Peter A. Beddow, PhD received his doctorate in Special Education and Educational Psychology at Vanderbilt University in 2011. His research focuses on test accessibility and item-writing for assessments of student achievement. He is the senior author of the Test Accessibility and Modification Inventory (TAMI) and the Accessibility Rating Matrix, a set of tools for evaluating the accessibility of test items for learners with a broad range of abilities and needs. Based on his work on accessibility theory, Peter was awarded the Bonsal Education Research Entrepreneurship Award in 2009 and the Melvyn R. Semmel Dissertation Research Award in 2010. Prior to beginning his academic career, Peter taught for seven years in Los Angeles County, including five years teaching Special Education for students with emotional and behavior problems at Five Acres School, part of a residential treatment facility for children who are wards-of-the-court for reasons of abuse and neglect. Peter’s primary goal is to help children realize their infinite value and achieve their ultimate potential. Pete lives in Nashville, Tennessee.

Alexander Kurz, MEd is a doctoral student in Special Education and the Interdisciplinary Program in Educational Psychology at Vanderbilt University. He has studied in Germany and the U.S. earning degrees in Special Education and Philosophy.
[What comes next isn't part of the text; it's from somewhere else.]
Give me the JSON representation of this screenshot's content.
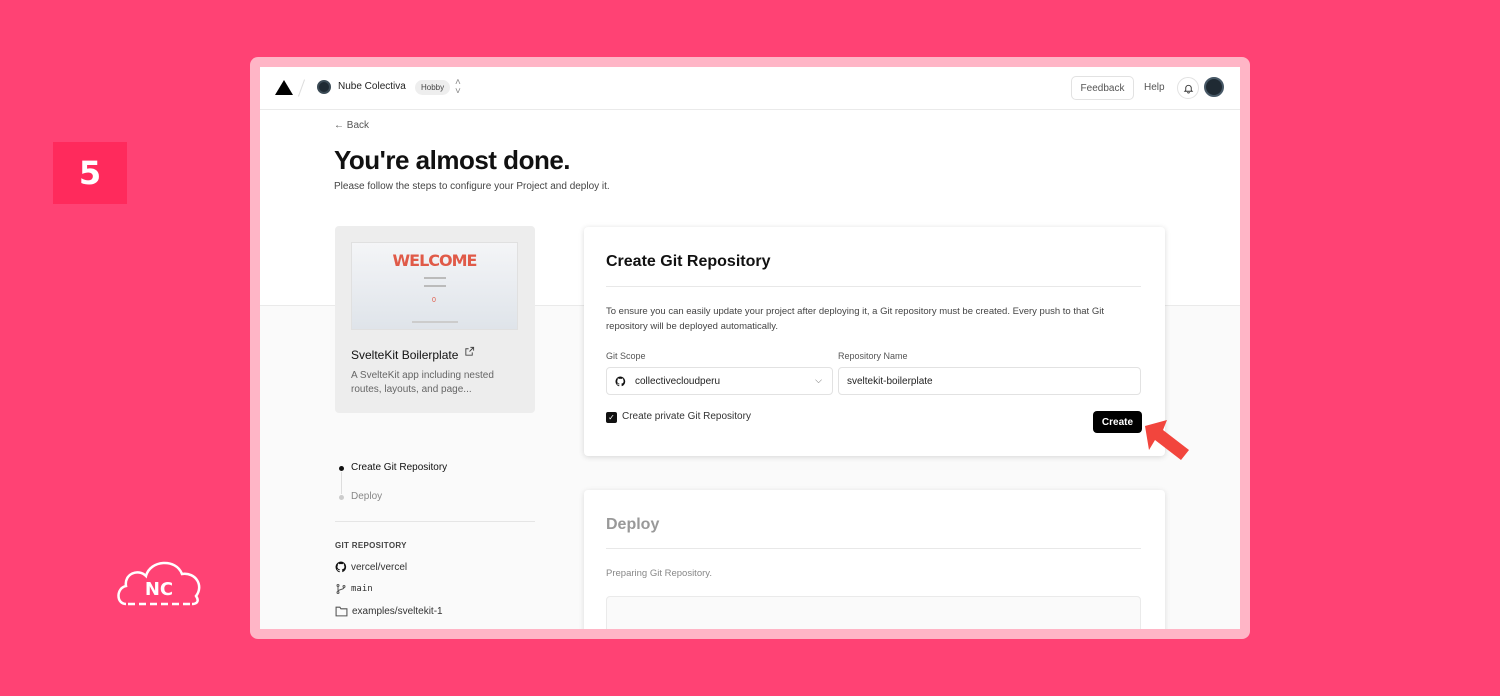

Upon moving to the U.S., he worked as a special education teacher in Tennessee and California, designed and implemented curricula for reading intervention classes, and participated in school reform activities through the Bill and Melinda Gates Foundation. Prior to beginning his doctoral studies, Alex worked as behavior analyst for children with autism and as an educational consultant to Discovery Education Assessment. During his graduate work at Vanderbilt, he collaborated with the Wisconsin Center for Education Research and Discovery Education Assessment leading research efforts to examine curricular alignment and its relation to student achievement for students with and without disabilities. Alex has coauthored several peer-reviewed publications on alignment and alternate assessment. His latest scholarly contributions have reexamined the concepts of opportunity-to-learn (OTL), alignment, and access to the general curriculum in the context of curricular frameworks for general and special education. Alex is the senior author of My Instructional Learning Opportunities Guidance System, a teacher-oriented OTL measurement tool. His current interest in educational technology and innovation is aimed at identifying and creating pragmatic solutions to the problems of practice.

Bibliographic information

Reviews

“Dr. Stephen Elliott knows how to make tests accessible as few professionals in the United States. We should all be looking to him as one of the people who will help us determine answers to “tricky problems.” His orientation is both psychometric and practical, but totally oriented to inclusion.  I know that I will be reading this book!”
Kurt F. Geisinger, Ph.D.
Meierhenry Distinguished University Professor
Director, Buros Center for Testing
The University of Nebraska-Lincoln
Editor, Applied Measurement in Education

The Handbook of Accessible Achievement Tests for All Students considers access not only from the perspective of accommodations and test construction, but also from opportunity to learn the grade-level content. The authors provide an important synthesis of research and policy and offer ideas for future directions in making assessment inclusive of students with disabilities.”
Diane M. Browder, Ph.D.
Lake and Edward P. Snyder Professor of Special Education
University of North Carolina at Charlotte

"Access to high quality education is the great equalizer in American society. This new book provides a roadmap for ensuring that students with disabilities are afforded such an education by showing us how to develop fair and valid assessments for measuring these youngsters' academic progress. For anyone interested in teaching, testing, and advancing equitable educational accountability this is a must-have book."
Steve Graham, Ed.D.
Currey Ingram Professor
Vanderbilt University